TASK
A picture-free, exact reproduction of the listing that follows is required.

******************************

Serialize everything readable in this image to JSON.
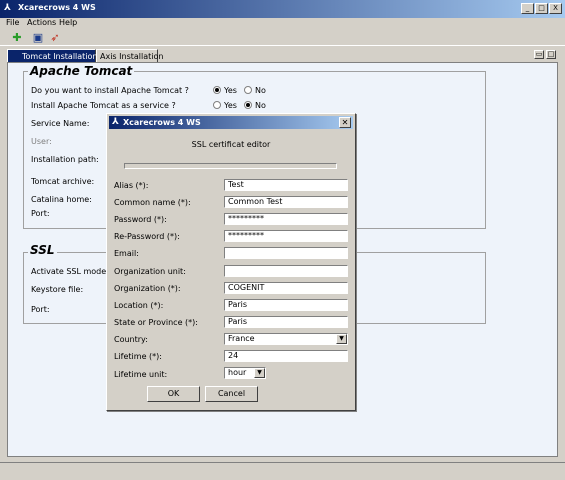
{
  "window": {
    "title": "Xcarecrows 4 WS",
    "minimize": "_",
    "maximize": "□",
    "close": "X"
  },
  "menu": [
    "File",
    "Actions",
    "Help"
  ],
  "toolbar": {
    "icons": [
      "add-icon",
      "save-icon",
      "rocket-icon"
    ]
  },
  "tabs": [
    {
      "label": "Tomcat Installation",
      "active": true
    },
    {
      "label": "Axis Installation",
      "active": false
    }
  ],
  "tomcat": {
    "title": "Apache Tomcat",
    "install_q": "Do you want to install Apache Tomcat ?",
    "service_q": "Install Apache Tomcat as a service ?",
    "yes": "Yes",
    "no": "No",
    "install_selected": "Yes",
    "service_selected": "No",
    "service_name": "Service Name:",
    "user": "User:",
    "install_path": "Installation path:",
    "archive": "Tomcat archive:",
    "catalina": "Catalina home:",
    "port": "Port:"
  },
  "ssl": {
    "title": "SSL",
    "activate": "Activate SSL mode ?",
    "keystore": "Keystore file:",
    "port": "Port:"
  },
  "dialog": {
    "title": "Xcarecrows 4 WS",
    "header": "SSL certificat editor",
    "fields": [
      {
        "label": "Alias (*):",
        "value": "Test"
      },
      {
        "label": "Common name (*):",
        "value": "Common Test"
      },
      {
        "label": "Password (*):",
        "value": "*********"
      },
      {
        "label": "Re-Password (*):",
        "value": "*********"
      },
      {
        "label": "Email:",
        "value": ""
      },
      {
        "label": "Organization unit:",
        "value": ""
      },
      {
        "label": "Organization (*):",
        "value": "COGENIT"
      },
      {
        "label": "Location (*):",
        "value": "Paris"
      },
      {
        "label": "State or Province (*):",
        "value": "Paris"
      },
      {
        "label": "Country:",
        "value": "France"
      },
      {
        "label": "Lifetime (*):",
        "value": "24"
      },
      {
        "label": "Lifetime unit:",
        "value": "hour"
      }
    ],
    "ok": "OK",
    "cancel": "Cancel"
  }
}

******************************

THE ANSWER
Serialize everything readable in this image to JSON.
{
  "window": {
    "title": "Xcarecrows 4 WS",
    "minimize": "_",
    "maximize": "□",
    "close": "X"
  },
  "menu": [
    "File",
    "Actions",
    "Help"
  ],
  "toolbar": {
    "icons": [
      "add-icon",
      "save-icon",
      "rocket-icon"
    ]
  },
  "tabs": [
    {
      "label": "Tomcat Installation",
      "active": true
    },
    {
      "label": "Axis Installation",
      "active": false
    }
  ],
  "tomcat": {
    "title": "Apache Tomcat",
    "install_q": "Do you want to install Apache Tomcat ?",
    "service_q": "Install Apache Tomcat as a service ?",
    "yes": "Yes",
    "no": "No",
    "install_selected": "Yes",
    "service_selected": "No",
    "service_name": "Service Name:",
    "user": "User:",
    "install_path": "Installation path:",
    "archive": "Tomcat archive:",
    "catalina": "Catalina home:",
    "port": "Port:"
  },
  "ssl": {
    "title": "SSL",
    "activate": "Activate SSL mode ?",
    "keystore": "Keystore file:",
    "port": "Port:"
  },
  "dialog": {
    "title": "Xcarecrows 4 WS",
    "header": "SSL certificat editor",
    "fields": [
      {
        "label": "Alias (*):",
        "value": "Test"
      },
      {
        "label": "Common name (*):",
        "value": "Common Test"
      },
      {
        "label": "Password (*):",
        "value": "*********"
      },
      {
        "label": "Re-Password (*):",
        "value": "*********"
      },
      {
        "label": "Email:",
        "value": ""
      },
      {
        "label": "Organization unit:",
        "value": ""
      },
      {
        "label": "Organization (*):",
        "value": "COGENIT"
      },
      {
        "label": "Location (*):",
        "value": "Paris"
      },
      {
        "label": "State or Province (*):",
        "value": "Paris"
      },
      {
        "label": "Country:",
        "value": "France"
      },
      {
        "label": "Lifetime (*):",
        "value": "24"
      },
      {
        "label": "Lifetime unit:",
        "value": "hour"
      }
    ],
    "ok": "OK",
    "cancel": "Cancel"
  }
}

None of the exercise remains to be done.